- **Task description**: Determine the number of lines in the listing below that hold the word "background". Write the number alone.

= Beginning of Section =

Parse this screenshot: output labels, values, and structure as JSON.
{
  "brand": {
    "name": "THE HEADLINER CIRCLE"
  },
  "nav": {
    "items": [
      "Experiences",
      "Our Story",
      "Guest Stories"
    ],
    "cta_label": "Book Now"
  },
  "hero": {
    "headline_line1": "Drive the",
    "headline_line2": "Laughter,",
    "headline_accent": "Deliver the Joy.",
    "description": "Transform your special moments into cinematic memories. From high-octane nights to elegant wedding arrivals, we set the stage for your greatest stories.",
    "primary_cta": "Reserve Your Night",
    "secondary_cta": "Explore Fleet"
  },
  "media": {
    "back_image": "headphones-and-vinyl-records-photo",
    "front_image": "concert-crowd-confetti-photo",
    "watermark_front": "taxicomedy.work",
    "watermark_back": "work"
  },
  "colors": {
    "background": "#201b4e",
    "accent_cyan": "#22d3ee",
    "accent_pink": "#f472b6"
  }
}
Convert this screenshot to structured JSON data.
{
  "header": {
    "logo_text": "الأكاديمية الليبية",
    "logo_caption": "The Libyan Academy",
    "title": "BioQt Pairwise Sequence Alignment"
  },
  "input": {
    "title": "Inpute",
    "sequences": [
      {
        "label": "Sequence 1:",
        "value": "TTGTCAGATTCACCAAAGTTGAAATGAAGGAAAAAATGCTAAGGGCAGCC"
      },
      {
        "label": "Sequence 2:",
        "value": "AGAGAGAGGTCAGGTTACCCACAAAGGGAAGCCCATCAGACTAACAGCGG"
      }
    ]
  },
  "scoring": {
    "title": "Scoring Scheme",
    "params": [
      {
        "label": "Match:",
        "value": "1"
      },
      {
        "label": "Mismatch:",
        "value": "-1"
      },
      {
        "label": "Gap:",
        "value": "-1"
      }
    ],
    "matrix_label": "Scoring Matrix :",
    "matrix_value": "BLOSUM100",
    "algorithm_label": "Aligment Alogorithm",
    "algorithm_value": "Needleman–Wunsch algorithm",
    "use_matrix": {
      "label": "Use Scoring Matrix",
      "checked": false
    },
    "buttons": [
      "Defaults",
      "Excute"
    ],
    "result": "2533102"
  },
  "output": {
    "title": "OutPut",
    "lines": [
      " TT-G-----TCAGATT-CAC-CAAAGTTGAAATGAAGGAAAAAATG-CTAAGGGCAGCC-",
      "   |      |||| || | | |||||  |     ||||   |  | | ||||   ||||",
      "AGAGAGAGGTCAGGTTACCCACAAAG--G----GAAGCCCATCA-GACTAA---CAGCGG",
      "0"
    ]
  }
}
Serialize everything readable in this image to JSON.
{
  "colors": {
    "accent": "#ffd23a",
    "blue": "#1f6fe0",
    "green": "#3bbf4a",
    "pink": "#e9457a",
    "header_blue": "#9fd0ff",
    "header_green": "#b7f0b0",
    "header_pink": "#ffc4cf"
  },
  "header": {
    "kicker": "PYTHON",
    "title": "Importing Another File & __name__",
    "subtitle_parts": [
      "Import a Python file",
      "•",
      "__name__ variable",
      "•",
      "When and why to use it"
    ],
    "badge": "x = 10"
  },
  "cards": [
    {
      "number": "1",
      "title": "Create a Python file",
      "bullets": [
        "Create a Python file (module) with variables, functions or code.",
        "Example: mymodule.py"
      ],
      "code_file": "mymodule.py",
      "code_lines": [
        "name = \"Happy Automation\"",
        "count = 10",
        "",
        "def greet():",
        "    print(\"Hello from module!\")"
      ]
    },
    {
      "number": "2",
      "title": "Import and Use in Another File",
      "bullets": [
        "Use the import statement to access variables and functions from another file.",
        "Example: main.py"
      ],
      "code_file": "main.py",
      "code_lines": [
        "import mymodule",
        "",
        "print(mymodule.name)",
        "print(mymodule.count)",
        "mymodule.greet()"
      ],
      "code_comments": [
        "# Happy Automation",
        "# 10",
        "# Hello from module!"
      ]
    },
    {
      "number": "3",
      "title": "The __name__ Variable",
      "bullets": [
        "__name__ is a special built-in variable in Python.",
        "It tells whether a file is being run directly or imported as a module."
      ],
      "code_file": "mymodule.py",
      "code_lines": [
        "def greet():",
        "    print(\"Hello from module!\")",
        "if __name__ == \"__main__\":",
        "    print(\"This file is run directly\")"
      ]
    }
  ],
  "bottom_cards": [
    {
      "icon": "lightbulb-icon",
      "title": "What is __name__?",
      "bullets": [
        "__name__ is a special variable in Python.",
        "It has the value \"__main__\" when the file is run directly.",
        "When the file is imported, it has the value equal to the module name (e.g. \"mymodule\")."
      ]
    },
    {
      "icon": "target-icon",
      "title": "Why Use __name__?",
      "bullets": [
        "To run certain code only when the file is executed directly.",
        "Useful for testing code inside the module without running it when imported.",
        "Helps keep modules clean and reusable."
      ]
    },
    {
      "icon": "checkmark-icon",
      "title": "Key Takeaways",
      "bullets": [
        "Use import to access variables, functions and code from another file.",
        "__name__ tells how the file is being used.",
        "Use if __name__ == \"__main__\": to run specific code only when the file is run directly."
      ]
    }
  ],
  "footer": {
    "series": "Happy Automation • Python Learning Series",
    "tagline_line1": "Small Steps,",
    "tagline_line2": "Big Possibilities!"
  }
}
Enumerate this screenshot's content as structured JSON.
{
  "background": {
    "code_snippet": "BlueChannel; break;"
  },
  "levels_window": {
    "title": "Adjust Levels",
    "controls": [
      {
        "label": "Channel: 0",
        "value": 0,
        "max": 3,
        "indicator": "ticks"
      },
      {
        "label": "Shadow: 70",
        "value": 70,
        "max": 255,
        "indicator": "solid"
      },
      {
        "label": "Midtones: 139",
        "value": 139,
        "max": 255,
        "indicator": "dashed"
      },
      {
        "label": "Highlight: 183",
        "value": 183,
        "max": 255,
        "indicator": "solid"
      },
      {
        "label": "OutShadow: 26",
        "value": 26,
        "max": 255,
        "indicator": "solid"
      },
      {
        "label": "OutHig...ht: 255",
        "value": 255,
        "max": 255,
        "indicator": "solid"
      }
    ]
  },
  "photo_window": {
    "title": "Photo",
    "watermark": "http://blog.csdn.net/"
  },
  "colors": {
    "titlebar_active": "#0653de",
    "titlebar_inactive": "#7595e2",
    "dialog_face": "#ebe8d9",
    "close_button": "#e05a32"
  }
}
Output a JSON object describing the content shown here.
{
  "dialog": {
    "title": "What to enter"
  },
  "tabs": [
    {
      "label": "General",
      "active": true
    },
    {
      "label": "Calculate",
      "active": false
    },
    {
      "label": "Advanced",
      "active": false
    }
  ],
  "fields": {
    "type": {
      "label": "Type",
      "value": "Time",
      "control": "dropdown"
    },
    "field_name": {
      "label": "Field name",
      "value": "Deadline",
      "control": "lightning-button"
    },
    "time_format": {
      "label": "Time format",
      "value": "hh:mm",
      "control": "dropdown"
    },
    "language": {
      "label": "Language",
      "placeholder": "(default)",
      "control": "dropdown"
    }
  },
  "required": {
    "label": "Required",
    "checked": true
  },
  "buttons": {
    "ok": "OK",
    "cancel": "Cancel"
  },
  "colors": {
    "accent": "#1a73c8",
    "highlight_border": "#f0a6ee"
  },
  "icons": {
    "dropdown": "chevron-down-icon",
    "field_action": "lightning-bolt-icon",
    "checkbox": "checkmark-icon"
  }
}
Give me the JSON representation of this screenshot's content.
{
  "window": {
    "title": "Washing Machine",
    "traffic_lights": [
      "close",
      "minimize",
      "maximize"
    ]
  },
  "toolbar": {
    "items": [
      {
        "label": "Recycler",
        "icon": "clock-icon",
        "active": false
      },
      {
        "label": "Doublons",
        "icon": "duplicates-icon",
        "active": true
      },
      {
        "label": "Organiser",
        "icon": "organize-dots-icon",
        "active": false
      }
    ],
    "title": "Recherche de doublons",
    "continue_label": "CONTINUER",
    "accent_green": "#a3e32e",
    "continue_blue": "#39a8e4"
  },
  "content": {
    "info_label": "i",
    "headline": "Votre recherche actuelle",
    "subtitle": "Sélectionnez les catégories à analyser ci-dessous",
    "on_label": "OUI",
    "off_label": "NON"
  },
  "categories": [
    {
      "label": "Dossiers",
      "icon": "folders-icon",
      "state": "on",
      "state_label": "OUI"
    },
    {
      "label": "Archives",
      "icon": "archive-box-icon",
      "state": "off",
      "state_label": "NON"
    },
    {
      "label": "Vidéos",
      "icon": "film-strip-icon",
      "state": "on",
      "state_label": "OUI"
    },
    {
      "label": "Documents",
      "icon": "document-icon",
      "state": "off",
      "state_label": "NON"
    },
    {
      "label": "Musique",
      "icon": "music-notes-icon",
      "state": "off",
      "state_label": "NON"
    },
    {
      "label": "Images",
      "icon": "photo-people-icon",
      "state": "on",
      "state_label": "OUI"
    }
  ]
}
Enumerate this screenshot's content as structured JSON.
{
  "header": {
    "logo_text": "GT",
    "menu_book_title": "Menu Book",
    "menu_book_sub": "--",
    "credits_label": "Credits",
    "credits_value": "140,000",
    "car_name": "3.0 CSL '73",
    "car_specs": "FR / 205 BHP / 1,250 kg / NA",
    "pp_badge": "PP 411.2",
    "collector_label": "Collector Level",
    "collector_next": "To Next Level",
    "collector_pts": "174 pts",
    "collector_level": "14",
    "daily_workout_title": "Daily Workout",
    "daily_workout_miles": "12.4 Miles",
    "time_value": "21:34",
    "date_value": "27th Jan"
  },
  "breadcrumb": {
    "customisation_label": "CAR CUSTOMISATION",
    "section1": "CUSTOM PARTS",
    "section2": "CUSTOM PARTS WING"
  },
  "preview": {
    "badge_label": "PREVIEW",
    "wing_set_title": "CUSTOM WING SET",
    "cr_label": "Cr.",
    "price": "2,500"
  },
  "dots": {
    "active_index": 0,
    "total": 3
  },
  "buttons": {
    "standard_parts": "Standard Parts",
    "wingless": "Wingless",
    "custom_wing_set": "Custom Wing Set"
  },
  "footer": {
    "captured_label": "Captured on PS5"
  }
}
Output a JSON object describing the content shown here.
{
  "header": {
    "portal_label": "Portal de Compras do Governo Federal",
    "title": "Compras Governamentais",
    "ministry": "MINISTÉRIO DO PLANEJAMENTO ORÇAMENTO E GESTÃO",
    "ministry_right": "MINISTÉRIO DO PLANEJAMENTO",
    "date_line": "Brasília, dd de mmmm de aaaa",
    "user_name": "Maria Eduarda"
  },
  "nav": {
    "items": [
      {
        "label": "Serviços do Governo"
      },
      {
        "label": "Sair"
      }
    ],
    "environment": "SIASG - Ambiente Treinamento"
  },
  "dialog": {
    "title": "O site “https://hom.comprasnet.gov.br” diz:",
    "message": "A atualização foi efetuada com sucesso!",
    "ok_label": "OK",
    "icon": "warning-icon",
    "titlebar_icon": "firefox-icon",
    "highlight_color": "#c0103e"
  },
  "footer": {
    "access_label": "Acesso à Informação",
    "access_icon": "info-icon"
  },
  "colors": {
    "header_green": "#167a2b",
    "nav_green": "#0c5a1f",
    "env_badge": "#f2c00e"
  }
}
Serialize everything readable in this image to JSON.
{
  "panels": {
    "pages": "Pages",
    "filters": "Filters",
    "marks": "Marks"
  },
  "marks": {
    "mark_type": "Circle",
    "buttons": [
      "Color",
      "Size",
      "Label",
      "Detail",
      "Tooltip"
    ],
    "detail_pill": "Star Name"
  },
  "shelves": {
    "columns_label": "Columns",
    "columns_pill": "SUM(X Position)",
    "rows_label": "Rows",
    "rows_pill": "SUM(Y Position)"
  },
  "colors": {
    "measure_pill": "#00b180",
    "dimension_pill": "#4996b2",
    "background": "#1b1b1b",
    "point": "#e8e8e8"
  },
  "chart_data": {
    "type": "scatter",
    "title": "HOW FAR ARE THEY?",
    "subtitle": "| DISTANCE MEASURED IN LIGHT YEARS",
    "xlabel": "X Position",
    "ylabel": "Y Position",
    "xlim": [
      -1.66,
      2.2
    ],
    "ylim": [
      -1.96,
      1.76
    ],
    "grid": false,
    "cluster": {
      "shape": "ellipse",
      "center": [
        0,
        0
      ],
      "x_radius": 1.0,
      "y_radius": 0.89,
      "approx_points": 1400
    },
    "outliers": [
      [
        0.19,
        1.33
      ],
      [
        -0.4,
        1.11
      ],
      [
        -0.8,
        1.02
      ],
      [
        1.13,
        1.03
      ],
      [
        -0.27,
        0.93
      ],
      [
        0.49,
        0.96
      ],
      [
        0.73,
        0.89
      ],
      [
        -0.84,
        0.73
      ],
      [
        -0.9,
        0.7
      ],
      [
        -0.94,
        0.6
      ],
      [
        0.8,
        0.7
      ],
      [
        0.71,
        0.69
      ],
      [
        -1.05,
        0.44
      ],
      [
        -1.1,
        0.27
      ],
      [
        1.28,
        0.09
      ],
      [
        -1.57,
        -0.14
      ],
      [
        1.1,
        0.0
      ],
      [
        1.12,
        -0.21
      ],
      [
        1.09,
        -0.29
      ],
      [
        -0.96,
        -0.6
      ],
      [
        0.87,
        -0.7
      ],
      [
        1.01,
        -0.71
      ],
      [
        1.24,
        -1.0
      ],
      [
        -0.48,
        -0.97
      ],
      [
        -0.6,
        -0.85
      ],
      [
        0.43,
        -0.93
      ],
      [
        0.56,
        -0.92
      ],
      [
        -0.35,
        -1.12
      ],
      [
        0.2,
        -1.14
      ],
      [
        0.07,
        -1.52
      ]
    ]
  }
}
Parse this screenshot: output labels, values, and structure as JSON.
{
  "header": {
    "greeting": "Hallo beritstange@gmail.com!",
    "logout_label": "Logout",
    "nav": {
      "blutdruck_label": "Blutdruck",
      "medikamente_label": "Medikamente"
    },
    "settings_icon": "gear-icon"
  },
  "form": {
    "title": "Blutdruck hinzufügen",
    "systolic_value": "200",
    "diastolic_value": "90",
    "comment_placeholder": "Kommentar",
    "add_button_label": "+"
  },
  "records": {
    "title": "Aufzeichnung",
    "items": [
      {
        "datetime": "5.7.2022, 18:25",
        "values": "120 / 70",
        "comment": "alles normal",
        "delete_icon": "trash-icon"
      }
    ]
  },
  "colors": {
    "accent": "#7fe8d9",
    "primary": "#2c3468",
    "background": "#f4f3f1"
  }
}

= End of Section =

- **Exercise response**: 4